───── The data ─────

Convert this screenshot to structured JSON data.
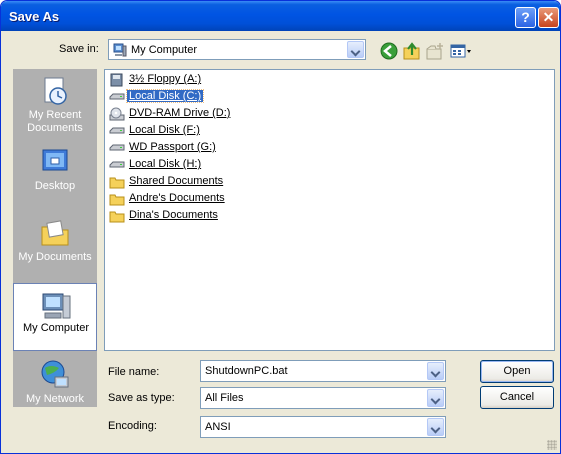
{
  "window": {
    "title": "Save As",
    "help_glyph": "?",
    "close_glyph": "✕"
  },
  "toolbar": {
    "save_in_label": "Save in:",
    "save_in_value": "My Computer",
    "icons": [
      "back-icon",
      "up-folder-icon",
      "new-folder-icon",
      "views-menu-icon"
    ]
  },
  "places": [
    {
      "label_line1": "My Recent",
      "label_line2": "Documents",
      "icon": "recent-documents-icon"
    },
    {
      "label_line1": "Desktop",
      "label_line2": "",
      "icon": "desktop-icon"
    },
    {
      "label_line1": "My Documents",
      "label_line2": "",
      "icon": "my-documents-icon"
    },
    {
      "label_line1": "My Computer",
      "label_line2": "",
      "icon": "my-computer-icon"
    },
    {
      "label_line1": "My Network",
      "label_line2": "",
      "icon": "my-network-icon"
    }
  ],
  "files": [
    {
      "name": "3½ Floppy (A:)",
      "icon": "floppy-icon"
    },
    {
      "name": "Local Disk (C:)",
      "icon": "drive-icon",
      "selected": true
    },
    {
      "name": "DVD-RAM Drive (D:)",
      "icon": "dvd-icon"
    },
    {
      "name": "Local Disk (F:)",
      "icon": "drive-icon"
    },
    {
      "name": "WD Passport (G:)",
      "icon": "drive-icon"
    },
    {
      "name": "Local Disk (H:)",
      "icon": "drive-icon"
    },
    {
      "name": "Shared Documents",
      "icon": "folder-icon"
    },
    {
      "name": "Andre's Documents",
      "icon": "folder-icon"
    },
    {
      "name": "Dina's Documents",
      "icon": "folder-icon"
    }
  ],
  "form": {
    "file_name_label": "File name:",
    "file_name_value": "ShutdownPC.bat",
    "save_as_type_label": "Save as type:",
    "save_as_type_value": "All Files",
    "encoding_label": "Encoding:",
    "encoding_value": "ANSI"
  },
  "buttons": {
    "open": "Open",
    "cancel": "Cancel"
  },
  "colors": {
    "titlebar": "#0054e3",
    "selection": "#316ac5",
    "places_bg": "#b0b0b0",
    "dialog_bg": "#ece9d8"
  }
}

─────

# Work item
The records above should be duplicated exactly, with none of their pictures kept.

# Result of this exercise
Convert this screenshot to structured JSON data.
{
  "window": {
    "title": "Save As",
    "help_glyph": "?",
    "close_glyph": "✕"
  },
  "toolbar": {
    "save_in_label": "Save in:",
    "save_in_value": "My Computer",
    "icons": [
      "back-icon",
      "up-folder-icon",
      "new-folder-icon",
      "views-menu-icon"
    ]
  },
  "places": [
    {
      "label_line1": "My Recent",
      "label_line2": "Documents",
      "icon": "recent-documents-icon"
    },
    {
      "label_line1": "Desktop",
      "label_line2": "",
      "icon": "desktop-icon"
    },
    {
      "label_line1": "My Documents",
      "label_line2": "",
      "icon": "my-documents-icon"
    },
    {
      "label_line1": "My Computer",
      "label_line2": "",
      "icon": "my-computer-icon"
    },
    {
      "label_line1": "My Network",
      "label_line2": "",
      "icon": "my-network-icon"
    }
  ],
  "files": [
    {
      "name": "3½ Floppy (A:)",
      "icon": "floppy-icon"
    },
    {
      "name": "Local Disk (C:)",
      "icon": "drive-icon",
      "selected": true
    },
    {
      "name": "DVD-RAM Drive (D:)",
      "icon": "dvd-icon"
    },
    {
      "name": "Local Disk (F:)",
      "icon": "drive-icon"
    },
    {
      "name": "WD Passport (G:)",
      "icon": "drive-icon"
    },
    {
      "name": "Local Disk (H:)",
      "icon": "drive-icon"
    },
    {
      "name": "Shared Documents",
      "icon": "folder-icon"
    },
    {
      "name": "Andre's Documents",
      "icon": "folder-icon"
    },
    {
      "name": "Dina's Documents",
      "icon": "folder-icon"
    }
  ],
  "form": {
    "file_name_label": "File name:",
    "file_name_value": "ShutdownPC.bat",
    "save_as_type_label": "Save as type:",
    "save_as_type_value": "All Files",
    "encoding_label": "Encoding:",
    "encoding_value": "ANSI"
  },
  "buttons": {
    "open": "Open",
    "cancel": "Cancel"
  },
  "colors": {
    "titlebar": "#0054e3",
    "selection": "#316ac5",
    "places_bg": "#b0b0b0",
    "dialog_bg": "#ece9d8"
  }
}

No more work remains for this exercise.